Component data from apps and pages
--- START ---

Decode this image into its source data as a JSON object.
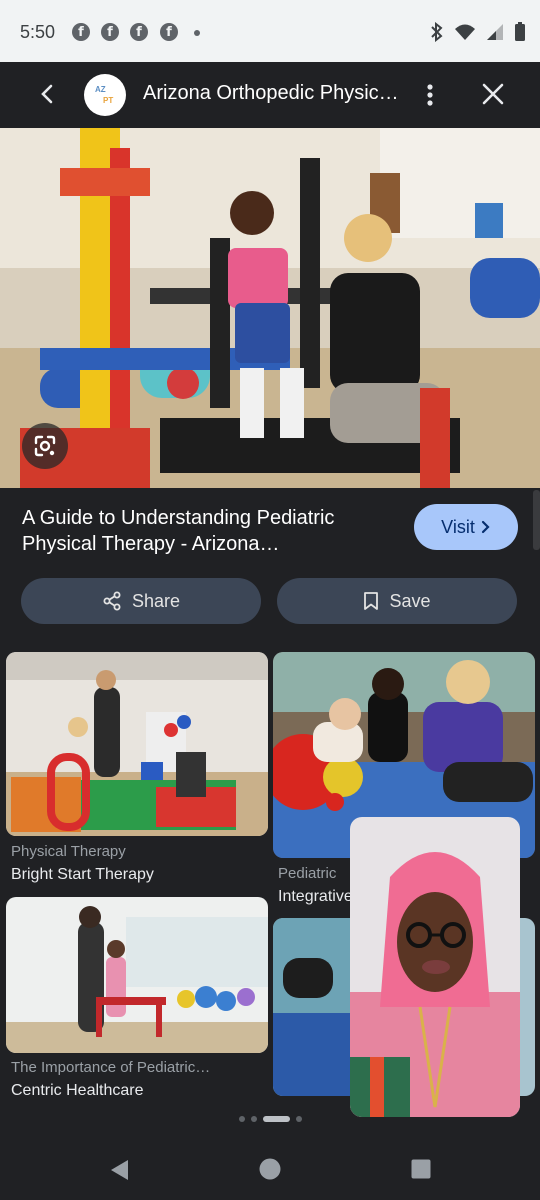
{
  "status_bar": {
    "time": "5:50",
    "notification_icons": [
      "facebook-icon",
      "facebook-icon",
      "facebook-icon",
      "facebook-icon",
      "dot-icon"
    ],
    "right_icons": [
      "bluetooth-icon",
      "wifi-icon",
      "signal-icon",
      "battery-icon"
    ]
  },
  "header": {
    "logo_text_top": "AZ",
    "logo_text_bottom": "PT",
    "title": "Arizona Orthopedic Physic…"
  },
  "result": {
    "caption": "A Guide to Understanding Pediatric Physical Therapy - Arizona…",
    "visit_label": "Visit",
    "share_label": "Share",
    "save_label": "Save"
  },
  "related": [
    {
      "source": "Physical Therapy",
      "title": "Bright Start Therapy"
    },
    {
      "source": "Pediatric",
      "title": "Integrative"
    },
    {
      "source": "The Importance of Pediatric…",
      "title": "Centric Healthcare"
    }
  ],
  "colors": {
    "accent": "#a8c7fa",
    "pill_bg": "#3c4656",
    "background": "#202124"
  }
}
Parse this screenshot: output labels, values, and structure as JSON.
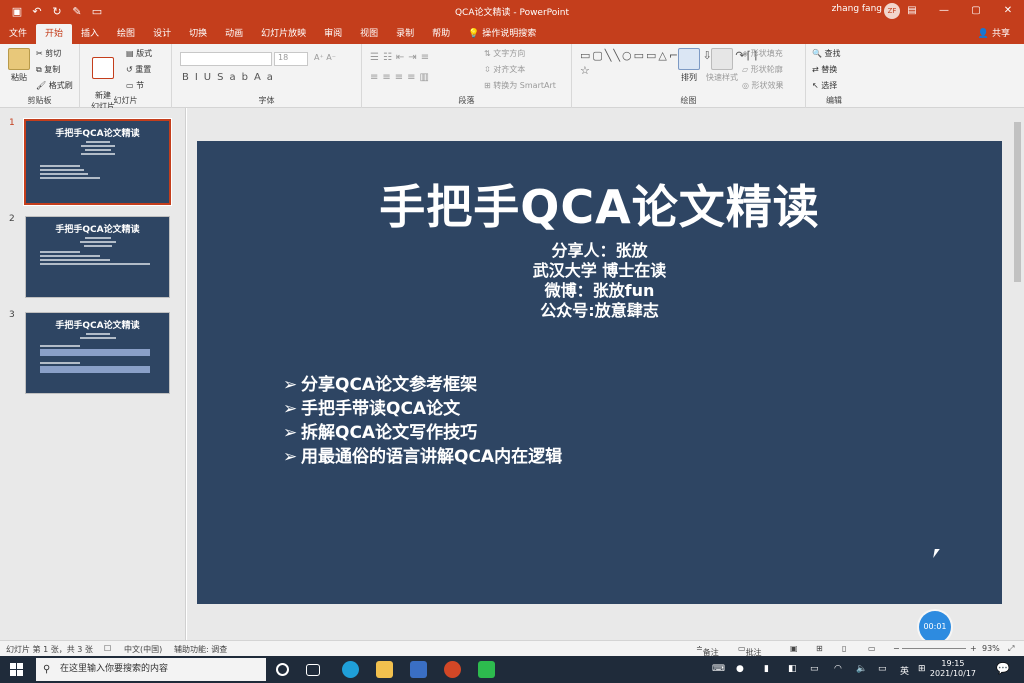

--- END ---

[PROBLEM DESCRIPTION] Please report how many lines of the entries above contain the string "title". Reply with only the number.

[WRITTEN RESPONSE] 4